FICO - The First Step to Home Buying
Choosing a lender isn't the first step in becoming a homeowner. In reality, the home buying process begins with your finances. Putting back your money for a down payment is great, but if you lack an acceptable credit score to reinforce it, you could find yourself renting longer than you expected in Pierre, South Dakota until you build up your score.
The Fair Isaac Company calculates your FICO score on the summary of your complete credit history. Most people traditionally have a score of 650, but scores range from 300 to 850. Job loss has been common in the last few years, but FICO scores aren't necessarily adjusted "on a curve." A low score is just that and often means you can't get a decent interest rate. Some of the factors in determining your FICO score are:
- Payment History — How many times do you make late payments?
- Credit to Debt Ratio — How much do you owe versus how much credit you have available?
- Credit Inquiries — How many times has your credit history been accessed by someone other than you?
- Types of Credit — Do you have a healthy mix of credit cards and loans?
When you pull your credit report, you'll find that you actually have three reports. Experian, Equifax and TransUnion — three of the major credit reporting agencies — use a slightly different models to determine your credit rating. FICO is used by Experian. Equifax's model is called BEACON and TransUnion uses EMPIRICA. You have a credit score with all of the bureaus.
When you apply for a mortgage or any other loan, lenders want to make sure that extending a loan to you isn't a risk. Your FICO score gives lenders an insight into what type of borrower you are based solely on your credit history. Because of the shift in the economy, most home buyers should have scores in the range of 700 or higher to get a decent interest rate. If your score is lower, you can still qualify for a loan, but the interest paid over the life of the loan could be more than double the amount of someone having a higher credit score.
Improving your credit score is the best way to ease into buying a home. Contact us and we can help you get on the right track to the home of your dreams.
You want a stronger score, but how do you get it? Improving your FICO score takes time. It can be rare to make a significant change in your credit score with small changes, but your score can improve in a year or two by monitoring your credit report and by wisely using credit. The most important thing is to know your FICO score. Here are some ways you can improve your credit score:
- Keep up with payments. Late payments kill your FICO score. It's where people who have recently experienced job loss see the biggest hit in their credit score. Yes, it takes longer to restore your credit this way, but it's the surest way to show that you're responsible enough to make payments to a bank.

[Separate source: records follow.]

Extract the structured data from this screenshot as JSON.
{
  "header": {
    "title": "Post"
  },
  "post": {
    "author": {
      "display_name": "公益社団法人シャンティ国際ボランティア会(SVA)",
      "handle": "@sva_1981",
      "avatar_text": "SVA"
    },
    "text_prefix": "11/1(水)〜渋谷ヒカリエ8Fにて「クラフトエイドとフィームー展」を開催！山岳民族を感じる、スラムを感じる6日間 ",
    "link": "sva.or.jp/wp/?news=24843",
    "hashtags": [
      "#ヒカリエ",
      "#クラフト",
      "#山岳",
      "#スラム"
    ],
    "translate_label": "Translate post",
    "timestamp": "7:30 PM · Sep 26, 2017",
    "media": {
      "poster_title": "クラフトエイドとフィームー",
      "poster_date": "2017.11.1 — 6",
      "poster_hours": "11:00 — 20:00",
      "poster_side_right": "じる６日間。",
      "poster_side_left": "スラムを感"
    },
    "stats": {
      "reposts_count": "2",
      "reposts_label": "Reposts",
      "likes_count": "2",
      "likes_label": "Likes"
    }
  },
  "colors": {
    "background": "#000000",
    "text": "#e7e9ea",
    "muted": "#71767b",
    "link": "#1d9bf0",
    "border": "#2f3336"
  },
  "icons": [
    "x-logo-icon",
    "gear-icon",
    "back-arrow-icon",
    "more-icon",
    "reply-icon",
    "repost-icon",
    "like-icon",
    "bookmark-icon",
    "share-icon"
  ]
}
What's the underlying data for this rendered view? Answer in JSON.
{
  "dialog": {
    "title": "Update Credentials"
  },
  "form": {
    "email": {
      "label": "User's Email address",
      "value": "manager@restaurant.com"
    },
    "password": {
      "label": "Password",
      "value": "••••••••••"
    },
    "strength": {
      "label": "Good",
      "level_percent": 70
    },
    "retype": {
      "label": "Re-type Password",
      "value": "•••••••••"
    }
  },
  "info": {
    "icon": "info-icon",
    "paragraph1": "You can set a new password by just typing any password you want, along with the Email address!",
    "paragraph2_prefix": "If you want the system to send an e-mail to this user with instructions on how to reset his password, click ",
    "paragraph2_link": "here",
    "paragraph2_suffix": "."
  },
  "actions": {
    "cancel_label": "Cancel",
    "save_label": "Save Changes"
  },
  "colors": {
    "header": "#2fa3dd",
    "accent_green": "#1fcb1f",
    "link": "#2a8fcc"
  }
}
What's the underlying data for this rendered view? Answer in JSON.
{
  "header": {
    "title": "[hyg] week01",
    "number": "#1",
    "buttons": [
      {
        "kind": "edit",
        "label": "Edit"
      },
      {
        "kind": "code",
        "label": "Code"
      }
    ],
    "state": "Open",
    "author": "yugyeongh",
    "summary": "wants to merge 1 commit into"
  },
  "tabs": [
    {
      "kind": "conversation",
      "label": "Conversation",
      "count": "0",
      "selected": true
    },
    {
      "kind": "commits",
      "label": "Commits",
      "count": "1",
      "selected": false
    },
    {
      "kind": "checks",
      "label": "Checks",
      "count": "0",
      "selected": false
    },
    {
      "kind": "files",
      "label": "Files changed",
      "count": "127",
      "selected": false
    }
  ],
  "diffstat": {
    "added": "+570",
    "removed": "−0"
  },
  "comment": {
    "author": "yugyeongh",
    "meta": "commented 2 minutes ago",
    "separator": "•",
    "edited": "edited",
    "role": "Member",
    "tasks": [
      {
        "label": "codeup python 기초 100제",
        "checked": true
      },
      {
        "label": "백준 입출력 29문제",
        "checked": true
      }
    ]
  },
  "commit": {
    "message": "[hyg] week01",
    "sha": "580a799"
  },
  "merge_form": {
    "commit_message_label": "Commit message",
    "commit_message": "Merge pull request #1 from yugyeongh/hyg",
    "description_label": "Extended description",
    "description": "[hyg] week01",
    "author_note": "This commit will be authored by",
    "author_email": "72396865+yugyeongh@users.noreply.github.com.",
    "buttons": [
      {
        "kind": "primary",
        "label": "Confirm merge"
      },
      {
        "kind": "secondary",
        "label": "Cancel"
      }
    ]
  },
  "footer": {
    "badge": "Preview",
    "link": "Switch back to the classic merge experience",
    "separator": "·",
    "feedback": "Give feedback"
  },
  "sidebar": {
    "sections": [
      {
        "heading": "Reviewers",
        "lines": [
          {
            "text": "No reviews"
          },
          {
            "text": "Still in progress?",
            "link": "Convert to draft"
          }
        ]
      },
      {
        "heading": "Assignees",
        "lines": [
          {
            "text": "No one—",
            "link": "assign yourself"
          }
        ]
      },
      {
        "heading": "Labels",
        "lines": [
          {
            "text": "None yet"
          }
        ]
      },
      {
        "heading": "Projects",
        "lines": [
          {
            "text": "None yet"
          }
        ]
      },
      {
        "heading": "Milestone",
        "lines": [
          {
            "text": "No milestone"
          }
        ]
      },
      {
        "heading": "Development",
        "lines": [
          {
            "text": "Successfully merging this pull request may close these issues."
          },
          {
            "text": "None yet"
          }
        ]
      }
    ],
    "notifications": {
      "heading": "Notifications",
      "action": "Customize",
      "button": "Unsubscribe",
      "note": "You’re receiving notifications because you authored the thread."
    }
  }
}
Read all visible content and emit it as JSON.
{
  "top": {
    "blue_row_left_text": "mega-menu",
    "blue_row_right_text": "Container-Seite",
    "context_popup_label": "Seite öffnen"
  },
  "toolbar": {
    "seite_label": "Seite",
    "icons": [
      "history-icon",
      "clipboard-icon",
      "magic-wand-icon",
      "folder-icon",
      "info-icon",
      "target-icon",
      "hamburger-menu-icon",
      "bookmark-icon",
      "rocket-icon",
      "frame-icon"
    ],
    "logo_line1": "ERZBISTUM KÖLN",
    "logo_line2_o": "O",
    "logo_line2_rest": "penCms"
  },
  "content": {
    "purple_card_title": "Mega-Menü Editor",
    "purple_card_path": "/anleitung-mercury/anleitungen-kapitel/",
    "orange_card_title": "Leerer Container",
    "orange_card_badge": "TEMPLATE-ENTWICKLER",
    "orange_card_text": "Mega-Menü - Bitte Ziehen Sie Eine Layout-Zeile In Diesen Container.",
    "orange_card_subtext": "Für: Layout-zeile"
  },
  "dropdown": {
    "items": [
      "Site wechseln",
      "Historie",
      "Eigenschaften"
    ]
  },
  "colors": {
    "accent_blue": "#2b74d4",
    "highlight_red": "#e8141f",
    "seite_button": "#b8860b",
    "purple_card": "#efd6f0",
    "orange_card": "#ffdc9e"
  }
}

- Correct your credit report. If you discover mistakes on your credit report, write to the bureau asking that the item be removed. If you have a common name or the same name as a family member, you'll want to pay extra attention to make sure the activity reported is correct.
- Spread your debt around. At first, this doesn't seem like a good idea. But, you steer clear of having one card that is holding the maximum and have the rest of your cards at a zero balance. It's better to have each of your cards at about less than 40% of their credit limit than to have all of your debt sitting on a single card.
- Apply for gas station cards or department store credit. For those who have no credit or below average credit, department store credit cards and gas credit cards are ways to improve credit, increase your credit limits and keep up your payments, which will raise your FICO score. You must always beware of charging a large balance for too long because these types of cards more than likely have a surprisingly high interest rate.
- Keep your cards active. Whether you're just getting started with credit, or if you've got older cards, use your cards so that your accounts stay active. But, make sure you pay them off in no more than two or three payments.
Knowing the ways you can raise your FICO score, you can move toward becoming a homeowner. Keep in mind that when you're ready to apply for a loan to purchase a home, you'll want to keep your applications within a two-week window to avoid adverse effects on your credit score. With the help of Premier Property, the loan process can be a stress-free experience so you, too, can become a homeowner.
Learn more about FICO scores at myFICO.com, Fair Isaac's informational site and once per year, for free, you can review all three of your credit reports at annualcreditreport.com. And, for a small payment, you can get your FICO score from each bureau on their websites: equifax.com, experian.com and transunion.com.